Monday, September 17, 2012

- The Idea Behind QE

Most of the people telling you what they think of QE are either talking up their financial book, or their political book. Either way, you aren't getting a realistic picture of what it means, so let me shed some light. The photo above says it all.

Imagine QE as Ben Bernanke bailing water out of a life boat. You'll get people on one side of the argument saying that we won't get anywhere by implementing QE. That's technically true, it doesn't actually move us forward and we don't know the long term consequences of expending energy doing it. But we do know the short term consequences of not doing it.

In the meantime you'll get people on the other side saying "the equity market is at record high's so all is well." No one reading this is dumb enough to believe that. QE may keep us from sinking, but after it's done we're still in the middle of the ocean. We have no food, no potable water, and no shelter. So we simply cannot stay where we are and believe all will be well. Bernanke knows (and has said) that QE will not be enough to solve our economic issues. He's right of course.

Meanwhile, Keynesians say we need much more deficit spending, but you don't get economic growth by paying people to do nothing. And economic growth is precisely what we need. That growth can only come from the private sector, but Obama and the Democrats have declared a kind of war on private industry. They think things would be more 'fair' if we keep the rich (in this analogy they would be 'the dry') from getting too far ahead (or drier) than everyone else. But that 'getting ahead' is the only growth available to us and should be the goal of everyone.
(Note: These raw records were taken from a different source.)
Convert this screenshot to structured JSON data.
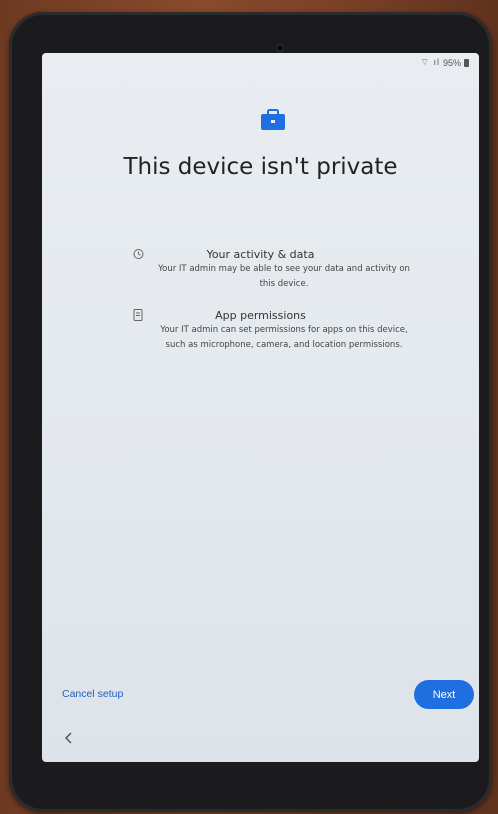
{
  "status": {
    "battery": "95%"
  },
  "title": "This device isn't private",
  "items": [
    {
      "icon": "history-icon",
      "title": "Your activity & data",
      "desc": "Your IT admin may be able to see your data and activity on this device."
    },
    {
      "icon": "app-permission-icon",
      "title": "App permissions",
      "desc": "Your IT admin can set permissions for apps on this device, such as microphone, camera, and location permissions."
    }
  ],
  "footer": {
    "cancel_label": "Cancel setup",
    "next_label": "Next"
  },
  "colors": {
    "accent": "#1f6fe0",
    "link": "#1f5fc6"
  }
}
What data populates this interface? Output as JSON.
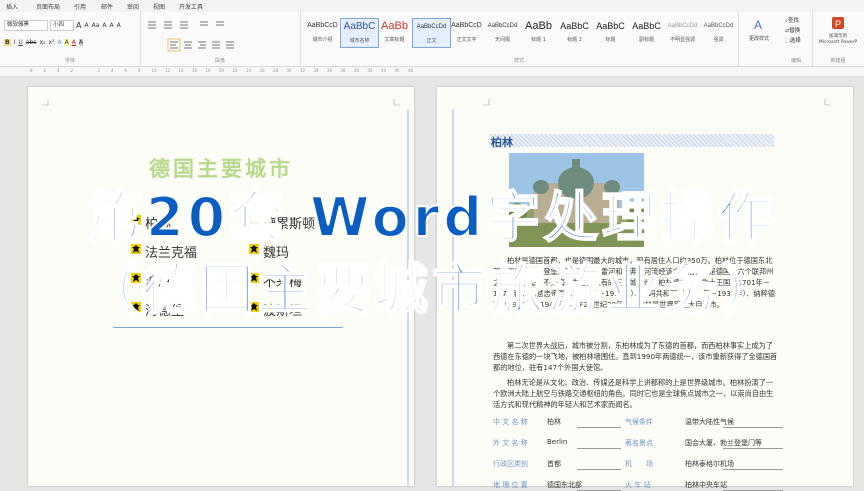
{
  "ribbon": {
    "tabs": [
      "插入",
      "页面布局",
      "引用",
      "邮件",
      "审阅",
      "视图",
      "开发工具"
    ],
    "font_name": "微软雅黑",
    "font_size": "小四",
    "font_buttons": [
      "A",
      "A",
      "Aa",
      "A",
      "A",
      "A"
    ],
    "format_buttons": [
      "B",
      "I",
      "U",
      "abc",
      "x₂",
      "x²",
      "A",
      "A",
      "A",
      "A"
    ],
    "groups": {
      "font": "字体",
      "paragraph": "段落",
      "styles": "样式",
      "editing": "编辑",
      "new_group": "新建组"
    },
    "styles": [
      {
        "preview": "AaBbCcD",
        "name": "城市介绍",
        "color": "#333333",
        "size": "7px"
      },
      {
        "preview": "AaBbC",
        "name": "城市名称",
        "color": "#2b5797",
        "size": "10px",
        "active": true
      },
      {
        "preview": "AaBb",
        "name": "文章标题",
        "color": "#c0392b",
        "size": "11px"
      },
      {
        "preview": "AaBbCcDd",
        "name": "正文",
        "color": "#333333",
        "size": "6px",
        "active": true
      },
      {
        "preview": "AaBbCcD",
        "name": "正文文字",
        "color": "#333333",
        "size": "7px"
      },
      {
        "preview": "AaBbCcDd",
        "name": "无间隔",
        "color": "#333333",
        "size": "6px"
      },
      {
        "preview": "AaBb",
        "name": "标题 1",
        "color": "#222222",
        "size": "11px"
      },
      {
        "preview": "AaBbC",
        "name": "标题 2",
        "color": "#222222",
        "size": "9px"
      },
      {
        "preview": "AaBbC",
        "name": "标题",
        "color": "#222222",
        "size": "9px"
      },
      {
        "preview": "AaBbC",
        "name": "副标题",
        "color": "#222222",
        "size": "9px"
      },
      {
        "preview": "AaBbCcDd",
        "name": "不明显强调",
        "color": "#999999",
        "size": "6px"
      },
      {
        "preview": "AaBbCcDd",
        "name": "强调",
        "color": "#555555",
        "size": "6px"
      }
    ],
    "change_styles": "更改样式",
    "editing": [
      "查找",
      "替换",
      "选择"
    ],
    "ppt_button": "加演示到\nMicrosoft PowerP"
  },
  "ruler_marks": [
    "8",
    "6",
    "4",
    "2",
    "",
    "2",
    "4",
    "6",
    "8",
    "10",
    "12",
    "14",
    "16",
    "18",
    "20",
    "22",
    "24",
    "26",
    "28",
    "30",
    "32",
    "34",
    "36",
    "38",
    "40",
    "42",
    "44",
    "46",
    "48"
  ],
  "left_page": {
    "title": "德国主要城市",
    "cities": [
      "柏林",
      "德累斯顿",
      "法兰克福",
      "魏玛",
      "波恩",
      "不来梅",
      "海德堡",
      "波斯坦"
    ]
  },
  "right_page": {
    "section": "柏林",
    "para1": "柏林是德国首都，也是德国最大的城市，现有居住人口约350万。柏林位于德国东北部，四面被勃兰登堡州环绕，施普雷河和哈弗尔河流经该市。柏林也是德国十六个联邦州之一，和汉堡、不莱梅同为德国仅有的三个城市州。柏林曾经是普鲁士王国（1701年－1870年）、德意志帝国（1871年－1918年）、魏玛共和国（1919年－1933年）、纳粹德国（1933年－1945年）。在20世纪20年代，柏林是世界第三大自治市。",
    "para2": "第二次世界大战后，城市被分割，东柏林成为了东德的首都，而西柏林事实上成为了西德在东德的一块飞地，被柏林墙围住。直到1990年两德统一，该市重新获得了全德国首都的地位，驻有147个外国大使馆。",
    "para3": "柏林无论是从文化、政治、传媒还是科学上讲都称的上是世界级城市。柏林扮演了一个欧洲大陆上航空与铁路交通枢纽的角色。同时它也是全球焦点城市之一，以崇尚自由生活方式和现代精神的年轻人和艺术家而闻名。",
    "info": [
      {
        "label": "中 文 名 称",
        "value": "柏林",
        "label2": "气候条件",
        "value2": "温带大陆性气候"
      },
      {
        "label": "外 文 名 称",
        "value": "Berlin",
        "label2": "著名景点",
        "value2": "国会大厦、勃兰登堡门等"
      },
      {
        "label": "行政区类别",
        "value": "首都",
        "label2": "机　　场",
        "value2": "柏林泰格尔机场"
      },
      {
        "label": "地 理 位 置",
        "value": "德国东北部",
        "label2": "火 车 站",
        "value2": "柏林中央车站"
      }
    ]
  },
  "overlay": {
    "line1": "第20套 Word字处理操作",
    "line2": "（德国主要城市旅游业务）"
  },
  "colors": {
    "accent": "#0b5ec1",
    "title_green": "#b6d98a",
    "link_blue": "#6a96c9"
  }
}
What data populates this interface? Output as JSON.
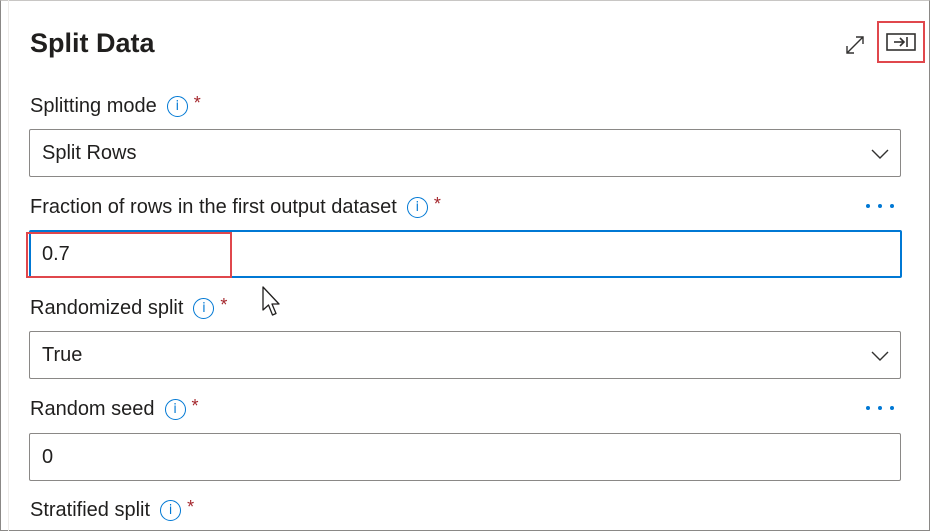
{
  "panel": {
    "title": "Split Data"
  },
  "fields": {
    "splitting_mode": {
      "label": "Splitting mode",
      "required_mark": "*",
      "value": "Split Rows"
    },
    "fraction": {
      "label": "Fraction of rows in the first output dataset",
      "required_mark": "*",
      "value": "0.7"
    },
    "randomized_split": {
      "label": "Randomized split",
      "required_mark": "*",
      "value": "True"
    },
    "random_seed": {
      "label": "Random seed",
      "required_mark": "*",
      "value": "0"
    },
    "stratified_split": {
      "label": "Stratified split",
      "required_mark": "*"
    }
  },
  "icons": {
    "info": "i"
  },
  "colors": {
    "accent": "#0078d4",
    "required": "#a4262c",
    "highlight": "#e0474c"
  }
}
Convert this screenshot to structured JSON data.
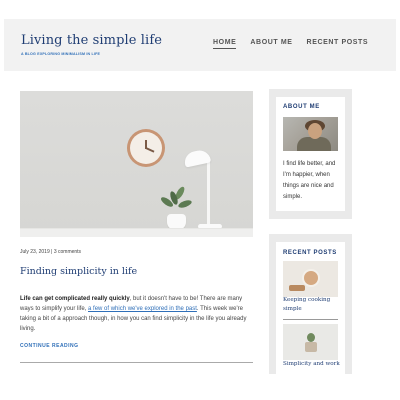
{
  "site": {
    "title": "Living the simple life",
    "tagline": "A BLOG EXPLORING MINIMALISM IN LIFE"
  },
  "nav": {
    "items": [
      {
        "label": "HOME",
        "active": true
      },
      {
        "label": "ABOUT ME",
        "active": false
      },
      {
        "label": "RECENT POSTS",
        "active": false
      }
    ]
  },
  "post": {
    "date": "July 23, 2019",
    "separator": " | ",
    "comments": "3 comments",
    "title": "Finding simplicity in life",
    "excerpt_bold": "Life can get complicated really quickly",
    "excerpt_part1": ", but it doesn't have to be! There are many ways to simplify your life, ",
    "excerpt_link": "a few of which we've explored in the past",
    "excerpt_part2": ". This week we're taking a bit of a approach though, in how you can find simplicity in the life you already living.",
    "continue_label": "CONTINUE READING"
  },
  "sidebar": {
    "about": {
      "title": "ABOUT ME",
      "text": "I find life better, and I'm happier, when things are nice and simple."
    },
    "recent": {
      "title": "RECENT POSTS",
      "items": [
        {
          "label": "Keeping cooking simple"
        },
        {
          "label": "Simplicity and work"
        }
      ]
    }
  },
  "colors": {
    "brand": "#1f3d73",
    "accent": "#2f6fb8",
    "header_bg": "#f2f2f2",
    "widget_bg": "#eaeaea"
  }
}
I think Bernanke is doing all he can - all he's allowed to do, to keep America from sinking over the objections of the Democrats. They think it would be better if we were all floating around in our life jackets equally. A shared poverty divided up by disinterested third parties in Washington who make all the relevant decisions. But they forget that there are sharks in the water.

So I support this round of QE, and I'll support the next one, and the one after that. There will be more I'm afraid, because even the Republicans won't be able to do what they must to our tax and economic policies to generate REAL growth. But since they're the only ones who recognize the actual problem (let alone are taking it seriously) there is little doubt who's position to back.

7 comments:

chess said...

Excellent and well said. I usually type too much so to keep it simple and short--WE ARE TOAST.

Tom said...

Maybe, but certainly not because of QE. We would be without it, but with it we get a little while longer to try to fix things.

We may do that and we may not. but without QE we'd have no choice.

chess said...

I agree that it has allowed us to "muddle". I tell a friend if we can "muddle " for 5 years the market will muddle and take your loot and run...God willing we get Mitt and some growth. Then I want to see Ben or whomever is the next choice head for the dark pools to unload 3 tril on the fed's balance sheet without getting front runned.

ikaika said...

I disagree to an extent. Eventually - the velocity of money becomes a reality. We can avoid deflation - and I believe that is what Bernanke is trying to do.
If the US goes through a massive de-regulation (pipe-dream) we could expand the basal economy beyond the need for Fed tinkering.



chess said...

Thus my statement bout real growth under Mitt... Ben could really run some sell stops moving 3 tril thruogh the pipeline....
Who knew that the Bernank trained under Julian Robertson.!!!

ikaika said...

the unfortunate result of a recessional period with obtuse regulations is the economy cannot function with out Fed actions. No chance of a recovery while business is handcuffed.

I was told repeatedly by liberals that Obama and Porkulus prevented an economic collapse. I reminded them that the economy had indeed collapsed and the markets were bailed-out by risk takers.

Our economy collapsed - completely.
As a result the government removed risk and replaced it with regulation. Huge manufacting concerns were either shut down or sold to the highest bidder over-seas. The contraction in the small and regional banks - at the insistence of the Fedeal Reserve Bank and the Treasury hasn't buouyed the markets, it removed the number of outliers and took risky portfolios from multiple "bad-banks" and through a shotgun wedding, pushed the assets onto a few solvent banks.

In exchange for their compliance, the solvent banks were rewarded with Dodd-Frank and Basal requirements.

It's like someone handing you a pile of money on the condition that you do not invest it.

It will be very difficult for the executive branch on its own to deregulate the economy. We need the senate, but we need republicans that have faith in free market economy. America has boxed itself into economic mediocrity by enacting legislation that limit risk, and scrape away any incentives.

chess said...

Yes.. Bernank has become the man to push yo u into risk.As BHO had regulated everything under the sun the Fed has taken the job of shoving into shit so you can get your di. handed to you again.
I see what i call the frog and a pan of water. Grandma and pa are in "safe" bonds. And then the 10 yr hits 2% and the water gets warm. Then it 2.5 and then 3 and grandma an pa are fighting if they should get out and then 3.5% and they cant take the pain anymore and sell it all and get into the dow at 15000 jus in time to watch it head for 10000. Thanx Ben
I saw grandma selling alot of bank preferreds in 09 with interest rates of 15-20%.Theyr now back at 7 where they belong/...When all this comes together the radio announcer will sound like the Hindenburg again.
Oh the inhumanity